Not everything makes it through the process to earn a name. “We need them to really need one,” Hayward says. About 130 things get this distinction each year, and roughly 10 requests are denied.
Naming keeps pace with discovery, and speeds up with each new mission and camera, probe, rover and analysis. Gaither expects another boom as study focuses on significant moons, such as Saturn’s Titan or Jupiter’s Io, which could hold more mountains or craters or crevasses. As for our Moon? “We pretty much have that well covered—humans have been looking at the Moon for centuries,” Gaither says. “As we get back more higher-resolution image data that reveal more distinct features on [other] planets, that’s when it’s going to get really fun and exciting.”
Finding names for all these features isn’t always easy. The names of towns on Earth, Hayward says, are a useful resource. Craters on Mars, for example, share their names with villages here: Aki (Japan), Alamos (Mexico), and Alga (Kazakhstan). This strategy also promotes the idea that space doesn’t belong to any one nation. By working through a name bank with options from all over the world, the IAU tries to ensure that each country has an equal chunk of (admittedly symbolic) interplanetary real estate. Researchers are sometimes disappointed to hear that they can’t name their discovery for their hometowns because other countries are due for a turn, Hayward says. “It’s hard to say, ‘Ghana is underrepresented and we need to go with that,’” she says, “but we will give [researchers] the list of underrepresented countries and let them choose something if they’d like to be involved in the naming process.”

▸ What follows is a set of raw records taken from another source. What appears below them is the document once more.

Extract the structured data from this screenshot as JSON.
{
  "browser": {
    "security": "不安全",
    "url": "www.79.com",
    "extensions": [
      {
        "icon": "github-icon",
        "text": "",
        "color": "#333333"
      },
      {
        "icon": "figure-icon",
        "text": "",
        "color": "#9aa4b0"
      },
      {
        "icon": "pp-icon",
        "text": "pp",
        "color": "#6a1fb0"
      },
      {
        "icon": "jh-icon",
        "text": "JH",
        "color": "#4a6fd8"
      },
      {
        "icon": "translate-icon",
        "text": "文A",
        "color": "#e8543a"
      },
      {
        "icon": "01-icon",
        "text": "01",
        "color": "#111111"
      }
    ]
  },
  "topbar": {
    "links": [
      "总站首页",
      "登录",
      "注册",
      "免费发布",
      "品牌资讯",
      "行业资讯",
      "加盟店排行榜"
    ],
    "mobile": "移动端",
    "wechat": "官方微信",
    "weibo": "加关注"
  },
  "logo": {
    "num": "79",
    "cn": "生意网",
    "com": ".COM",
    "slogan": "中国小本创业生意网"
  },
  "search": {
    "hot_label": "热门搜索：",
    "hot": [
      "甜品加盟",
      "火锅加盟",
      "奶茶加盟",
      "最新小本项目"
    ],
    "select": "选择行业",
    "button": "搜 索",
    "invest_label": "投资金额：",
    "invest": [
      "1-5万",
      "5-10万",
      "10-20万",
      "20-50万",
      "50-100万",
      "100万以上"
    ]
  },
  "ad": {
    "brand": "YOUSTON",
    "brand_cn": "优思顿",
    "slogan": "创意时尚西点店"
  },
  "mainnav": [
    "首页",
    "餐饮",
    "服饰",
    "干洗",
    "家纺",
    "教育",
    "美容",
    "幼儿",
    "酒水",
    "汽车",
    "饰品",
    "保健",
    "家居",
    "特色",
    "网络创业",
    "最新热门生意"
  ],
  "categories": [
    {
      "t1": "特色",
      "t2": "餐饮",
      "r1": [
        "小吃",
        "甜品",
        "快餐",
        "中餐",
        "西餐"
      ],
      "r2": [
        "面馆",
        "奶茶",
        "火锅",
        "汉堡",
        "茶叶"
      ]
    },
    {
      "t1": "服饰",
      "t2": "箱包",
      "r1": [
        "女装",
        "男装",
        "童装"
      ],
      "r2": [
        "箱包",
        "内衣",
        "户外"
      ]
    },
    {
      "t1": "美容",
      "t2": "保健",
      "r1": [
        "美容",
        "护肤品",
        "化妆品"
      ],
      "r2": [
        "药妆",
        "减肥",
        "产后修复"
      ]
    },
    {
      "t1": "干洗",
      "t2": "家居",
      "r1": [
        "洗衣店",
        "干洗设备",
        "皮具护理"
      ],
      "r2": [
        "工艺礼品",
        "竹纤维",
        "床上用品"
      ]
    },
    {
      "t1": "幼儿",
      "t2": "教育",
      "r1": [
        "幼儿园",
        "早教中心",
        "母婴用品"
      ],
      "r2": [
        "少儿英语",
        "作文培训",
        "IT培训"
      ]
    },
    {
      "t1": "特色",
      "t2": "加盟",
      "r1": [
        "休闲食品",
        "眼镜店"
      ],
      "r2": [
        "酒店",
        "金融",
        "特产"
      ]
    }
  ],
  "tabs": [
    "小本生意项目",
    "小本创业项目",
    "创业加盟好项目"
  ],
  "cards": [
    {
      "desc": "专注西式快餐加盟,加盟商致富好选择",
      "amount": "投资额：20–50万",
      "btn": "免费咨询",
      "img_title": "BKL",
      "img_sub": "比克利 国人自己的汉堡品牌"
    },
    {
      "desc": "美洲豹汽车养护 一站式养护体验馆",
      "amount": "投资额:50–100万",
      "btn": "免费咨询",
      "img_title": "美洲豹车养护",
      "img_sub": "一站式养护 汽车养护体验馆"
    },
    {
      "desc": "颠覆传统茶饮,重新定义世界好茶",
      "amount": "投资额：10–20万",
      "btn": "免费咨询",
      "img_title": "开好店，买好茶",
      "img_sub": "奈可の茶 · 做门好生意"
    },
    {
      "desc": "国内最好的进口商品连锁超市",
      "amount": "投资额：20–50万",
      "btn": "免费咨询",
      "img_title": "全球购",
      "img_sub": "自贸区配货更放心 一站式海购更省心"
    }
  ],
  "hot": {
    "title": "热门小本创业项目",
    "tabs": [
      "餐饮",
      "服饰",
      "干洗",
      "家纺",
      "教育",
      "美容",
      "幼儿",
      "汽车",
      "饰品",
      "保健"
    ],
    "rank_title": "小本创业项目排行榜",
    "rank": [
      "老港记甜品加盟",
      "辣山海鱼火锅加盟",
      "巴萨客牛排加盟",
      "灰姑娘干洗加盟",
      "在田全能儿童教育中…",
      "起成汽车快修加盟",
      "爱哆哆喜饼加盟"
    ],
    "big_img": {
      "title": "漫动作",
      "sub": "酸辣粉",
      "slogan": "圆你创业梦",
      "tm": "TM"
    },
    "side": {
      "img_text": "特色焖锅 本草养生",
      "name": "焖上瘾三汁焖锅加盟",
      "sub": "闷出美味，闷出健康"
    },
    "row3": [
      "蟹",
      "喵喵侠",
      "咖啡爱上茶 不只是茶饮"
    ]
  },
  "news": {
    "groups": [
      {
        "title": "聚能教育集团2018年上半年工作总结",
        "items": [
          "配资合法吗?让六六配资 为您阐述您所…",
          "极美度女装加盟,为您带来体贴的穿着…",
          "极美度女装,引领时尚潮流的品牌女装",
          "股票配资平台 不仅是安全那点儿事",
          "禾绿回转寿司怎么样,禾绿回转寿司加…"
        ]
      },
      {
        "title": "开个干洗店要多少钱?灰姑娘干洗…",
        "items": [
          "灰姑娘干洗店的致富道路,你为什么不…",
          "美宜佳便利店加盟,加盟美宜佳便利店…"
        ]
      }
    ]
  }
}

These names aren’t necessarily permanent. A name might be stripped, for instance, when more sophisticated imagery reveals that a feature is a chasma instead of a crater—or maybe nothing at all. That was the case with Gatico. The Martian crater got its name in 1976 but lost it in 2011, when higher-resolution images revealed that it simply doesn’t exist.
Blagg didn’t have the advantage of a digital database and analysis, but her meticulous indexes attest to her dedication and attention to detail. Her work also didn’t stop with the Moon. She studied variable stars—ones whose brightness seems to waver. With Turner, she analyzed the data on them left by late astronomer Joseph Baxendell. Their results were published in a series of papers in which Turner again wrote that Blagg deserved the lion’s share of the credit: “The great part of the work is due to her.”
She was among the first five women elected as fellows in the Royal Astronomical Society, in 1916. The IAU appointed her, Turner, and others to its lunar nomenclature committee as soon as it formed in 1919. In 1935, Blagg and amateur Czech astronomer Karl Müller published the two-volume Named Lunar Formations. It was the foundation of lunar nomenclature for three decades.
After Blagg’s death in 1944, amaetur astronomer Percy Mayow Ryves wrote of her “skill and judgement, but also originality and courage … [she] was far more than a mere amanuensis or compiler of facts.”
Blagg’s native Cheadle is trying to honor her legacy. A local society is installing a plaque dedicated to her this Sunday, on a small stone pillar near a car park—with an image of the Moon, flanked by a smattering of stars. But her most lasting memorial is a crater that will be around long after we’re all gone.